It was pea soup. Murk. London Harbor, judging by the thick fog that had rolled in overnight, blurring the landscape in greys.
Soldiering through, I deposited Inspector Gadget and his waffle-fueled running legs at the high school, then pointed the van toward home. I couldn’t help, however, seeing the Rise ‘n Roll Bakery sign that sprang at me from the dense and clinging mist. Sensing the Lord’s call, I wheeled in, handpicked a solid dozen, and fought my way back through the haze.
As it often happens here, it was Little Schrock who nailed it. Upon hearing my weather report à la Al Roker, he said matter-of-factly, “The sun’s not doing its job.”
Boom. And hadn’t I said that very thing to Mr. Schrock over the years with the tiniest twist and tweak? “Your son’s not doing his job.”
Why, yes. Yes, I had. There were times when some muscle was needed, an “I mean business” voice infused with undertones of “cut that out” and “you had better” that could move things along. Sometimes, life required intervention in bass. Other times, it required doughnuts.
If the sun’s not been working and the sons aren’t always working, there are others who surely have been; namely, my guardian angels. After two close calls two days in a row (both on the road), I am left to wonder what the Almighty is saying.
The first one came on my way home from an early-morning writing session where, thankfully, baristas were busily working. The already-dimpled bumper of the BMV (Blue Mommy Van for you new readers) had only just cleared an intersection when something large and white lunged through, heading north at high speed. The driver had blown the stop sign.

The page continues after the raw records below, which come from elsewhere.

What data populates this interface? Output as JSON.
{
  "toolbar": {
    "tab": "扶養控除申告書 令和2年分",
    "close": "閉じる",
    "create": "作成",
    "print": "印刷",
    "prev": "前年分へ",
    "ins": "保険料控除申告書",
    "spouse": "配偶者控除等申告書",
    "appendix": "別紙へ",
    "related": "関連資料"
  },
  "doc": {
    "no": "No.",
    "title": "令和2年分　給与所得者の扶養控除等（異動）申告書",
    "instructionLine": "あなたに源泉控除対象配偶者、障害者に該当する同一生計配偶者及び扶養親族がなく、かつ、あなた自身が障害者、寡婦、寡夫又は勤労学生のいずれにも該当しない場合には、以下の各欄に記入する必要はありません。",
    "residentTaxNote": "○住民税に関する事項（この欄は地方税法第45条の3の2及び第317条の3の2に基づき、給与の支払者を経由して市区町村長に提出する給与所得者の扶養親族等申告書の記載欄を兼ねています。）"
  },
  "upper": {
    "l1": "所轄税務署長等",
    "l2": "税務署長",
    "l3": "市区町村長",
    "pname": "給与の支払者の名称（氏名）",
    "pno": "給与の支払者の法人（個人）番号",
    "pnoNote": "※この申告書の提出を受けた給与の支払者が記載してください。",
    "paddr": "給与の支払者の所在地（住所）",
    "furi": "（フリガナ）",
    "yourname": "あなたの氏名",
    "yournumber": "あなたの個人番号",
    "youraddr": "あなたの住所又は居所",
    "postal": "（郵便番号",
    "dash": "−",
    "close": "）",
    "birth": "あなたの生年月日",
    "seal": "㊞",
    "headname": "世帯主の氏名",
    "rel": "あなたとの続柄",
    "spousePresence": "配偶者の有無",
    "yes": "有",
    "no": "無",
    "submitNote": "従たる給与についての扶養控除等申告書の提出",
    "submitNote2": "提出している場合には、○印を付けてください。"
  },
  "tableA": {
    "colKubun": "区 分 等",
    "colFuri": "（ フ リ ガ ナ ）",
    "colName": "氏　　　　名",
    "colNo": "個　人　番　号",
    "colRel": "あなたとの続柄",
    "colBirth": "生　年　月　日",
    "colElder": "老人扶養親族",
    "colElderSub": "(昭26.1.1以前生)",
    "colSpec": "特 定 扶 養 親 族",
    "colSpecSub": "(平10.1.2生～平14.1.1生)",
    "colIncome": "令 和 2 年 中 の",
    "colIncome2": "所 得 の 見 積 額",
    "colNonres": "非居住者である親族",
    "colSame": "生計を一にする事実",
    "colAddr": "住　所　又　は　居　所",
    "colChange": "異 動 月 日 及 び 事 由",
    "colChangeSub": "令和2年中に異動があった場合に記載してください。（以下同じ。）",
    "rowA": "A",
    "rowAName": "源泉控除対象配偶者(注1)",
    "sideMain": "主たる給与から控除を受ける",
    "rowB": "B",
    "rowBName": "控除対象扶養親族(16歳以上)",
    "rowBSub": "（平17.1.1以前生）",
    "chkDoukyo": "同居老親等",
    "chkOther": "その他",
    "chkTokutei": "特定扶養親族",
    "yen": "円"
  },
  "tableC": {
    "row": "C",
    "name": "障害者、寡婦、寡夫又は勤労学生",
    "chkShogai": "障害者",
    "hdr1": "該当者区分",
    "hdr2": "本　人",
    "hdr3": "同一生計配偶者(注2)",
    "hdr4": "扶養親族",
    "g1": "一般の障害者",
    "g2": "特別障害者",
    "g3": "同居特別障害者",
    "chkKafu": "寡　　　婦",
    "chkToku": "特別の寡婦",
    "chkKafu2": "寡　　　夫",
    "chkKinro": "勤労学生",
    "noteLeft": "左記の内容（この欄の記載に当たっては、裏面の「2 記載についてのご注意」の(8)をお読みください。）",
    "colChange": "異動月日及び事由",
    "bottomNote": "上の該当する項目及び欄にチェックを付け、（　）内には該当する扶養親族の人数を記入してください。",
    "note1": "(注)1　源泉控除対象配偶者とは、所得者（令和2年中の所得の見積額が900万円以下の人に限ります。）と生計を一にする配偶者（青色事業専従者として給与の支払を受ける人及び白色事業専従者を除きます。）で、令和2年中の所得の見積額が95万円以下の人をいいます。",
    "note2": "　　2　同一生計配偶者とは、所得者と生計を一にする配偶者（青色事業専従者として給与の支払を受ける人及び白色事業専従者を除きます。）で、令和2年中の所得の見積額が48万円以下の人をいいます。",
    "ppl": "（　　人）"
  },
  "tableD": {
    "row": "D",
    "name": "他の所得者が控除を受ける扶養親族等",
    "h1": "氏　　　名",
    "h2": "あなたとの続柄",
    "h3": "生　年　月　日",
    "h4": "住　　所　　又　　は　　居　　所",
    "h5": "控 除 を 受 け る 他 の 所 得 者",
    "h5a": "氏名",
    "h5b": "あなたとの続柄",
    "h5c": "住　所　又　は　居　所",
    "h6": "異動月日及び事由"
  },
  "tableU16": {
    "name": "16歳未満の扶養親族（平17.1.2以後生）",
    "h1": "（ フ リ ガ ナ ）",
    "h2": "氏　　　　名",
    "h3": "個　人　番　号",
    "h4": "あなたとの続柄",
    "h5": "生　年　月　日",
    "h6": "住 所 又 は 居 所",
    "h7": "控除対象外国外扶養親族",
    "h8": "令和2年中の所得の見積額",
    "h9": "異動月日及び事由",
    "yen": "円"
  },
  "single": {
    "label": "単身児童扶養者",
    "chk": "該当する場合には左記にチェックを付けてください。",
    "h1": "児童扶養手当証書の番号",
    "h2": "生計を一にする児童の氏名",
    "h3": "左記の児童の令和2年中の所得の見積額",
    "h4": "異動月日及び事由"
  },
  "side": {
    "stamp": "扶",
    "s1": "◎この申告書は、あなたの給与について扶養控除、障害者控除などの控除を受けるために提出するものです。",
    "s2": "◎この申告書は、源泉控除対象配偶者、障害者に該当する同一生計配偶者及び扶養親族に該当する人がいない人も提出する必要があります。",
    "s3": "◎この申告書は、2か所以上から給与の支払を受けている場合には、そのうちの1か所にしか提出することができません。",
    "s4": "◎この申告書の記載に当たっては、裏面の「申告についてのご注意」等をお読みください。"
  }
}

As I told The Mister later, “If I had taken a second or two longer at a stop sign or slowed down the slightest bit along the way, that would’ve been it.” A direct impact on the driver’s side, and a spot would’ve opened up in my kitchen and right here, Monday edition, page three.
But it didn’t. Not that day, and not the next day, either, when I had a close brush while running. Somewhere, two tired guardians are taking a break. Which probably means I shouldn’t be leaving The Three just now.

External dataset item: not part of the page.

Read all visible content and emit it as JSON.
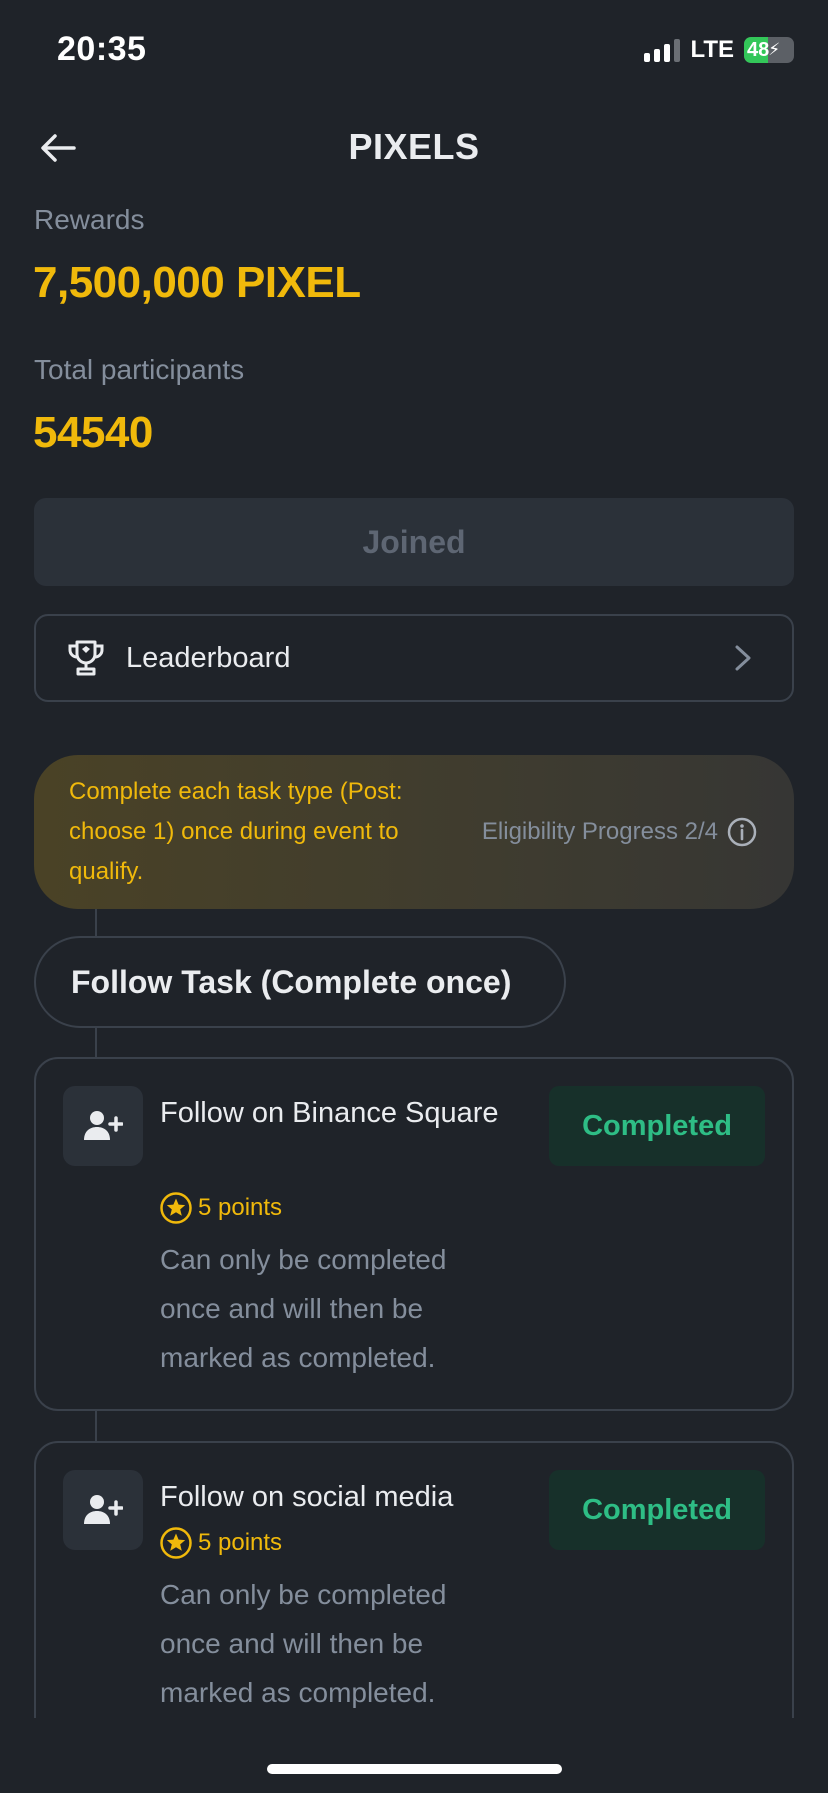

In further brief reflection, the only thing that occurs to me is that the Lord is merely confirming this one, simple thing—that He’s not finished with me down here. For now, four young men still need a spunky, curly-headed mom. For now, Mr. Schrock still needs a live wire to keep him un-bored (read, occasionally agitated, entertained and stirred up).
Oh, yes. And to hang up his pants.
There is one other thing that comes to me as I think about what may have been, and that is this, that God really is in charge. From the biggest things to the least and the littlest, He is in control. He sees it all, never misses a thing and orders our every step. Down to the split-second timing.
This sure and certain knowledge ought to settle ever deeper into our DNA. Should be the solid rock on which we stand, the port of calm in every storm. Knowing this, really knowing it, enables us to live freely without fear. Not without responsibility and common sense, but without fear. And that is what He wants.
How often we live our days as orphans, as those who’ve been left and abandoned. In grasping and striving, we try to “make it work.” Because we don’t think He will do it. In obsessive planning and worry, we control every outcome. Because we don’t know that He’s able, or cares.
This is not what God has intended. We’ve been handcrafted, handpicked and chosen. No assembly line kids are we. Rather, we are different and colorful, unique as a snowflake, and drafted according to a plan. His plan. He’s chosen us, see, and if we choose Him, He adopts us straight into His clan.
If you are alive, then you have a purpose. There’s something you’re made to do. Do it. There’s a place that you’re made to fill. Fill it. There’s a corner that you’re made to brighten. Get busy!
Someone else could possibly do what you do, but they’re not you, so it would be different. Your flair, your twist, your spark would be gone, so embrace what you have and then share it.
In all of it, live without fear. Work without fear. Play without fear. Give and sing and build and create without fear. You can because you’re not an orphan.
It’s not up to you to make it all work, to ensure that everything happens. The truth of it is that God, He is able, and He is still on the throne. He can make it all work together for good, and He will make your paths straight. His timing is perfect right down to the second.
Rest there. Trust Him. You’re no orphan.